At the moment, one of the largest displays you’ll see at the museum is the ‘Rolling Sculpture’ area which features a massive assortment of rare and exotic coach-built cars, all presented with the utmost attention to detail. You can’t help but go photo crazy.
Another special exhibit features a few of BMW’s legendary Art Cars, including the David Hockney painted 850CSi from 1995. The very first Art Car was also present, and I’ll be showcasing that in an upcoming spotlight story.
From the vibrance of the Art Cars to the simple elegance of the ‘Precious Metal’ exhibit which features nothing but silver-colored vehicles representing decades of automotive design. It includes rarities like the Corvette Stingray Racer XP-87 from 1959…

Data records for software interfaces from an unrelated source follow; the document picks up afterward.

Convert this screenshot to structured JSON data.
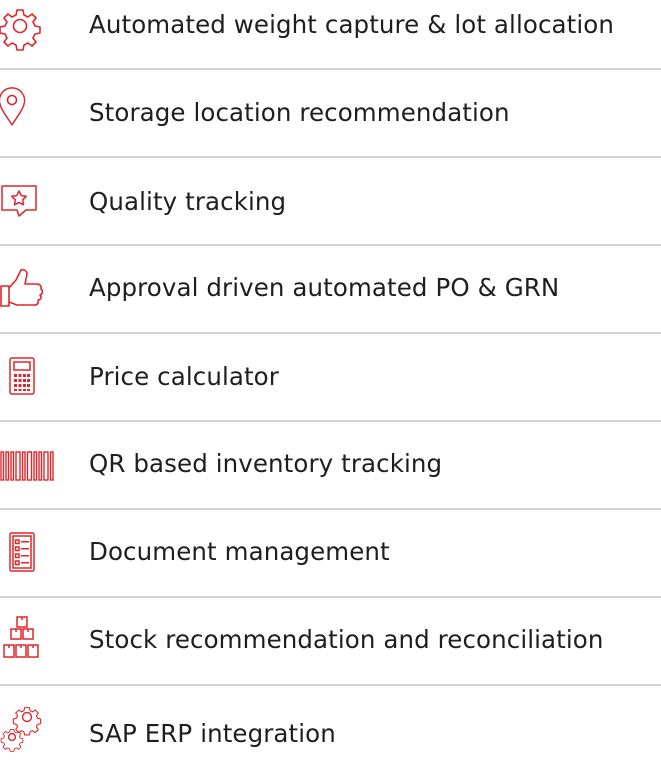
{
  "accent_color": "#e0262b",
  "features": [
    {
      "label": "Automated weight capture & lot allocation",
      "icon": "gear-icon"
    },
    {
      "label": "Storage location recommendation",
      "icon": "map-pin-icon"
    },
    {
      "label": "Quality tracking",
      "icon": "star-badge-icon"
    },
    {
      "label": "Approval driven automated PO & GRN",
      "icon": "thumbs-up-icon"
    },
    {
      "label": "Price calculator",
      "icon": "calculator-icon"
    },
    {
      "label": "QR based inventory tracking",
      "icon": "barcode-icon"
    },
    {
      "label": "Document management",
      "icon": "document-list-icon"
    },
    {
      "label": "Stock recommendation and reconciliation",
      "icon": "stacked-boxes-icon"
    },
    {
      "label": "SAP ERP integration",
      "icon": "gears-icon"
    }
  ]
}
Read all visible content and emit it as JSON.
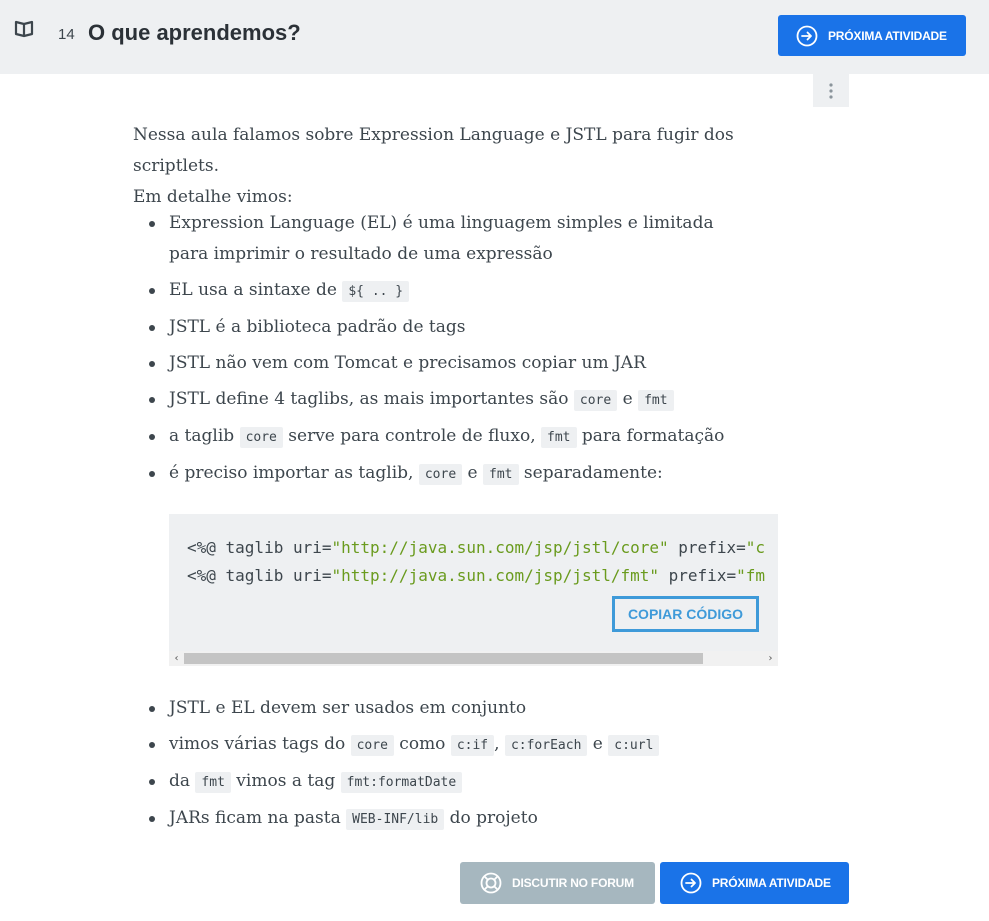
{
  "header": {
    "lesson_number": "14",
    "title": "O que aprendemos?",
    "next_button": "PRÓXIMA ATIVIDADE"
  },
  "content": {
    "intro_line1": "Nessa aula falamos sobre Expression Language e JSTL para fugir dos scriptlets.",
    "intro_line2": "Em detalhe vimos:",
    "items": {
      "i1": "Expression Language (EL) é uma linguagem simples e limitada para imprimir o resultado de uma expressão",
      "i2_text": "EL usa a sintaxe de ",
      "i2_code": "${ .. }",
      "i3": "JSTL é a biblioteca padrão de tags",
      "i4": "JSTL não vem com Tomcat e precisamos copiar um JAR",
      "i5_text": "JSTL define 4 taglibs, as mais importantes são ",
      "i5_code1": "core",
      "i5_and": " e ",
      "i5_code2": "fmt",
      "i6_text1": "a taglib ",
      "i6_code1": "core",
      "i6_text2": " serve para controle de fluxo, ",
      "i6_code2": "fmt",
      "i6_text3": " para formatação",
      "i7_text1": "é preciso importar as taglib, ",
      "i7_code1": "core",
      "i7_and": " e ",
      "i7_code2": "fmt",
      "i7_text2": " separadamente:",
      "i8": "JSTL e EL devem ser usados em conjunto",
      "i9_text1": "vimos várias tags do ",
      "i9_code1": "core",
      "i9_text2": " como ",
      "i9_code2": "c:if",
      "i9_comma": ", ",
      "i9_code3": "c:forEach",
      "i9_and": " e ",
      "i9_code4": "c:url",
      "i10_text1": "da ",
      "i10_code1": "fmt",
      "i10_text2": " vimos a tag ",
      "i10_code2": "fmt:formatDate",
      "i11_text1": "JARs ficam na pasta ",
      "i11_code1": "WEB-INF/lib",
      "i11_text2": " do projeto"
    }
  },
  "code_block": {
    "line1_a": "<%@ taglib uri=",
    "line1_str": "\"http://java.sun.com/jsp/jstl/core\"",
    "line1_b": " prefix=",
    "line1_c": "\"c",
    "line2_a": "<%@ taglib uri=",
    "line2_str": "\"http://java.sun.com/jsp/jstl/fmt\"",
    "line2_b": " prefix=",
    "line2_c": "\"fm",
    "copy_button": "COPIAR CÓDIGO"
  },
  "footer": {
    "forum_button": "DISCUTIR NO FORUM",
    "next_button": "PRÓXIMA ATIVIDADE"
  },
  "colors": {
    "accent": "#1a73e8",
    "header_bg": "#eef0f2",
    "forum_btn": "#a6b7bf",
    "copy_btn": "#3e9ad9",
    "code_string": "#6a9b1e"
  },
  "icons": [
    "book-icon",
    "circle-arrow-right-icon",
    "kebab-menu-icon",
    "lifebuoy-icon"
  ]
}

As well as iconic and well-recognized machines, like the Aston Martin DB5 driven by some sort of agent dude.
Other cars in the Precious Metal exhibit represent a more contemporary era, including this McLaren F1 which fits right in among its classic brethren.
If you think of an automobile museum as a place that only houses old cars, you might be surprised that the Petersen includes a large area which gives guests a glimpse into today’s high-tech auto industry. I found this cut-away Jaguar display particularly cool to look at.
There’s even a studio from Pasadena’s famous Art Center College of Design which provides a real-as-can-be look at the automotive design process.
Alternative power vehicles also receive plenty of love with a display that includes both historic vehicles and modern examples like Toyota’s Mirai fuel cell car.Car Culture Appreciated
I’m guessing though, that the majority of Speedhunters readers will be most excited to visit the section of the museum which looks back at the history of hot rods, customs and other modified cars.
It’s here you’ll find everything from early roadsters and cars from famous custom builders, to vehicles representing everything from lowriding and the sport compact and tuner scenes.
It’s in this area where you’ll see one of Ken Block’s Gymkhana Fiestas, as well as Bulletproof Automotive’s incredible Scion FR-S, which Speedhunters readers should be very familiar with.
There’s even a really cool graphical display showcasing dozens of customization styles and acknowledging some very niche genres including Japan’s over-the-top kyusha.
If race cars are your thing, then you’ll likely dig an exhibit called ‘Howlin’ which features a group historic competition vehicles from the incredible Nearburg Collection.
At the pinnacle is a group of Porsche racing cars, including a 935, 962 and of course a Gulf-liveried 917. In my honest opinion, the chance to see these things alone is well worth the price of admission.
Two-wheeled fans should enjoy the Petersen as well, as the museum offers a sizable display of vintage motorcycles and scooters from a variety of global makers.
Ever since it opened, the Hollywood Car Connection has been a big part of the museum’s appeal, and plenty of space has been set aside for these star cars at the renovated Petersen. You’ll find Steve McQueen’s famous Jag of course…
Along with a number of famous vehicles directly from the movies, including the 1989 Batmobile. 25+ years on, this thing still looks radical.
Movie cars come in all forms, and for something in a completely different direction, how about the beat-up Pontiac Aztek from the television series Breaking Bad?
Whether it’s Hollywood cars, hot rods, antique beauties, racing machines, or the history of automobile tech, the new Petersen Automotive Museum has something for both newcomers and seasoned gear-heads alike.
Ever since the ’90s, the Petersen has been a must-see car lover destination while in LA, and with the full reinvention it’s become that much better. I’d tell you more, but I don’t want to spoil all of it.
Stay tuned for more from the Petersen, including spotlights on a few of my personal favorites.